I’ve been worrying about money and making it last for our travels, stressing about managing to pay for things when we’re back, letting my mind wander to the undercurrent of worry about the future and what we’ll do come May. I then berate myself for not “living in the moment” and twist myself into circles by trying to banish those thoughts from my mind. My friends feel a long way away. And all along I’m surrounded by beautiful beaches and the waves crash on and I think that I’ll probably never be here again and I’m wasting my time by worrying.

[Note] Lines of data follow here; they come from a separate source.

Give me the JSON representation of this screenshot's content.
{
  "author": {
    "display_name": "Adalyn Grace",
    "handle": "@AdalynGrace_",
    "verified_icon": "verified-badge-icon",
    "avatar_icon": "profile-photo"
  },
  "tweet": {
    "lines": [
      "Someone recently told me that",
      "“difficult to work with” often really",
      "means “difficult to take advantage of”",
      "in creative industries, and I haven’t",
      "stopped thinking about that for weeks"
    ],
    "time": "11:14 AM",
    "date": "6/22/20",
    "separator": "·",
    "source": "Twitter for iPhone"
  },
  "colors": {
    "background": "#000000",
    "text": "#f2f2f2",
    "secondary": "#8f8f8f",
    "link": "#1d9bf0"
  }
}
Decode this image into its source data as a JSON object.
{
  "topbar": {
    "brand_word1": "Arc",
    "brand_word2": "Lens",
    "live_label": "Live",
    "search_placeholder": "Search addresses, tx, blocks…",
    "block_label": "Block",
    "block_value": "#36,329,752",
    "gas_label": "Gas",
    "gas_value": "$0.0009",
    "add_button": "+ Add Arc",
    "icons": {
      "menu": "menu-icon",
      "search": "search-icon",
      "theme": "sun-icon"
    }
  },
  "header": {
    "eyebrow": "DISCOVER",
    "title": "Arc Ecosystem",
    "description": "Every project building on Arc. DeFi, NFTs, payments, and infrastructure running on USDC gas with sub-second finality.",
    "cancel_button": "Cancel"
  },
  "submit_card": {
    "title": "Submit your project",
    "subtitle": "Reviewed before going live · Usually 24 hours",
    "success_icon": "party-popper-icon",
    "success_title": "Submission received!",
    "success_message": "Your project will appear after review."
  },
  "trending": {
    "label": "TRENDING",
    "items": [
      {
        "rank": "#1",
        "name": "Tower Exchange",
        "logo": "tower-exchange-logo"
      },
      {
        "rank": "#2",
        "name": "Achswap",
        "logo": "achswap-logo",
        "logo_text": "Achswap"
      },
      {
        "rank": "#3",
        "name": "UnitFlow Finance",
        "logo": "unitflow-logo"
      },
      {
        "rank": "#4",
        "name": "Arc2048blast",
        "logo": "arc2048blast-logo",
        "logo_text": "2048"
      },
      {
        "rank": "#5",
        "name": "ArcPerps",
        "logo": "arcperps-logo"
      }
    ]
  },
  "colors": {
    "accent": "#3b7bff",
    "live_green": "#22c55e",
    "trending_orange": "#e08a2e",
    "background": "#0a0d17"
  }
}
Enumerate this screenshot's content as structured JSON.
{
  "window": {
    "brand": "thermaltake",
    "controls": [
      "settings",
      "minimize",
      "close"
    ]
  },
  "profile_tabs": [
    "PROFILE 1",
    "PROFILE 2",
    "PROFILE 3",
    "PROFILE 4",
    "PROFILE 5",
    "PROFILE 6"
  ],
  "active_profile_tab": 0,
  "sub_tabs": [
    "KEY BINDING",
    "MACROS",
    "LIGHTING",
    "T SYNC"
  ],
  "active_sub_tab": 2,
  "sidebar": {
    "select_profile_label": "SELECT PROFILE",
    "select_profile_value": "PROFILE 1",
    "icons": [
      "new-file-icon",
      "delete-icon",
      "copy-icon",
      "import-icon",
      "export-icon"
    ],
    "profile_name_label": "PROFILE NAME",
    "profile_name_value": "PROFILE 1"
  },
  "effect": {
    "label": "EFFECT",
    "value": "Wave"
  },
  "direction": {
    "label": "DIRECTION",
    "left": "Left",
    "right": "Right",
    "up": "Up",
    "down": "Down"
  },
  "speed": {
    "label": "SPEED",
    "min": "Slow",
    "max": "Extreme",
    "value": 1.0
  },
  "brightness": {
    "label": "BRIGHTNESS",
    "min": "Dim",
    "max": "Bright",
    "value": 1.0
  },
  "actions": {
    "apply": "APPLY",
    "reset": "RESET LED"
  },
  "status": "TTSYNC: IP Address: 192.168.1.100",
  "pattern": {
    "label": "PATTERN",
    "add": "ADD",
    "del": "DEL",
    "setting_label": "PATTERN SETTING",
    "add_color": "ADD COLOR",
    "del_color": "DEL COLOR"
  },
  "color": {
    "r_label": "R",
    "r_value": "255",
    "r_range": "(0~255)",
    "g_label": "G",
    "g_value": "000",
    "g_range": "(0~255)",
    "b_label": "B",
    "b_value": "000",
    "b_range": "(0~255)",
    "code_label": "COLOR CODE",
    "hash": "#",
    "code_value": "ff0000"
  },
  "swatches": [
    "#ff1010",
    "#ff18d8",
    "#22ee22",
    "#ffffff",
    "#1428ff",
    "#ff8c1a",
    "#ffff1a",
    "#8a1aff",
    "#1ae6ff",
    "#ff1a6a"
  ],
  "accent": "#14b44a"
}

There’s a saying I like that goes something like “sweat, tears, the sea: salt water cures everything”. I walk to the water and let the ocean soak up the tears that have been sitting behind my burning eyelids. I come back and Moz puts his arms around me, holds me tight. As I sit on the towel on one of those little beach coves scribbling this into my battered notebook, I worry that if I write and publish this how it’ll be perceived at home, by those expecting just a usual chatty blog about what we’ve seen and done. But I can’t not write it.
I woman from somewhere behind calls out a high-pitched “woo-ooo”, the sound my mum makes to attract someone’s attention, and so alike her is the noise that I turn my head to check it isn’t her on this beach in Brazil. I’m looking forward to seeing my mum.

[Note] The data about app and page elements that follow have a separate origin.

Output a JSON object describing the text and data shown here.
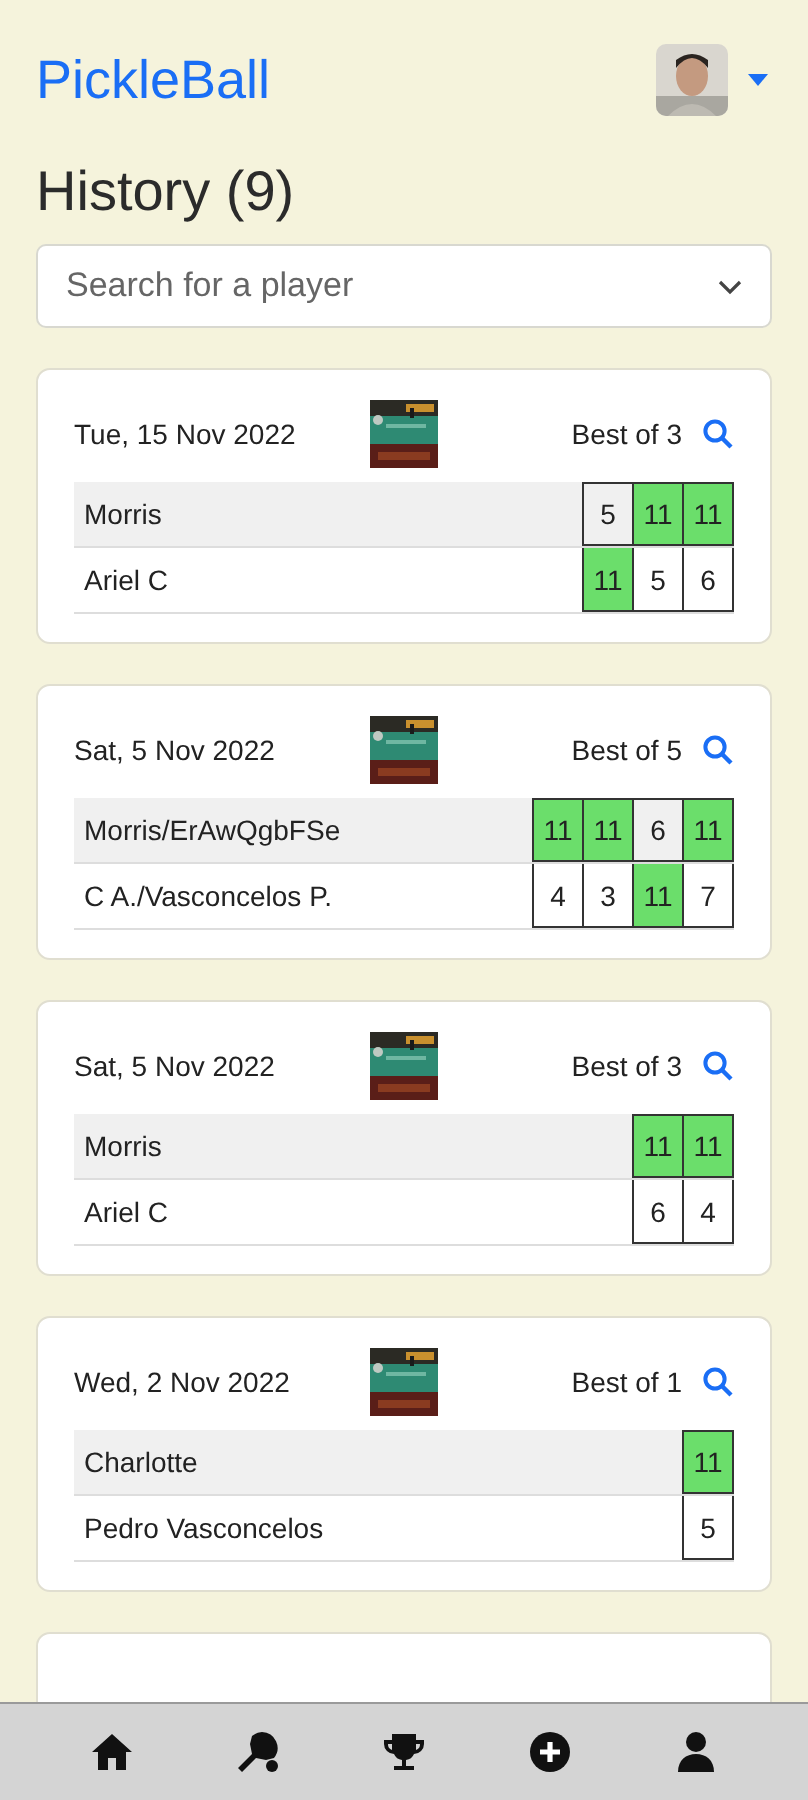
{
  "header": {
    "brand": "PickleBall"
  },
  "title": "History (9)",
  "search": {
    "placeholder": "Search for a player"
  },
  "matches": [
    {
      "date": "Tue, 15 Nov 2022",
      "format": "Best of 3",
      "teams": [
        {
          "name": "Morris",
          "scores": [
            {
              "value": "5",
              "won": false
            },
            {
              "value": "11",
              "won": true
            },
            {
              "value": "11",
              "won": true
            }
          ]
        },
        {
          "name": "Ariel C",
          "scores": [
            {
              "value": "11",
              "won": true
            },
            {
              "value": "5",
              "won": false
            },
            {
              "value": "6",
              "won": false
            }
          ]
        }
      ]
    },
    {
      "date": "Sat, 5 Nov 2022",
      "format": "Best of 5",
      "teams": [
        {
          "name": "Morris/ErAwQgbFSe",
          "scores": [
            {
              "value": "11",
              "won": true
            },
            {
              "value": "11",
              "won": true
            },
            {
              "value": "6",
              "won": false
            },
            {
              "value": "11",
              "won": true
            }
          ]
        },
        {
          "name": "C A./Vasconcelos P.",
          "scores": [
            {
              "value": "4",
              "won": false
            },
            {
              "value": "3",
              "won": false
            },
            {
              "value": "11",
              "won": true
            },
            {
              "value": "7",
              "won": false
            }
          ]
        }
      ]
    },
    {
      "date": "Sat, 5 Nov 2022",
      "format": "Best of 3",
      "teams": [
        {
          "name": "Morris",
          "scores": [
            {
              "value": "11",
              "won": true
            },
            {
              "value": "11",
              "won": true
            }
          ]
        },
        {
          "name": "Ariel C",
          "scores": [
            {
              "value": "6",
              "won": false
            },
            {
              "value": "4",
              "won": false
            }
          ]
        }
      ]
    },
    {
      "date": "Wed, 2 Nov 2022",
      "format": "Best of 1",
      "teams": [
        {
          "name": "Charlotte",
          "scores": [
            {
              "value": "11",
              "won": true
            }
          ]
        },
        {
          "name": "Pedro Vasconcelos",
          "scores": [
            {
              "value": "5",
              "won": false
            }
          ]
        }
      ]
    }
  ],
  "more_below": true,
  "nav": [
    {
      "kind": "home"
    },
    {
      "kind": "paddle"
    },
    {
      "kind": "trophy"
    },
    {
      "kind": "add"
    },
    {
      "kind": "profile"
    }
  ]
}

After these thoughts, I get up early in the mornings before people are up to do yoga in the garden. The hostel cat comes and curls up on my mat while I’m stretching. As I walk upstairs later, I pad through a patch of warm sunlight on the wooden floorboards. Little things make me smile: a man shaving in the wing mirror of his motorbike, a small cupboard which turns out to be a book exchange of sunworn faded novels, a guy unloading a pile of coconuts from the belly of a bus.
The next day we’re back at Prainha and this time is just Moz and I. It’s funny how even when you know what is coming is beautiful and that it might be diminished somehow it’s still just as gorgeous. The sun is high and hot by mid morning and we find a spot in the shade, watch the palm trees moving in the breeze, the gentle clicking of the fronds. There are guys playing keepy-uppy on the hard sand, someone doing yoga in the distance and surfers out on the big waves, dropping behind and down into the water. It’s nice to bob around in the shallows, dipping my head under and feeling the water move through my scalp and hair, coming up eyes full of sand and sunlight. There are tiny monkeys in the trees as we walk back together and reggae music coming from the open windows of a bar.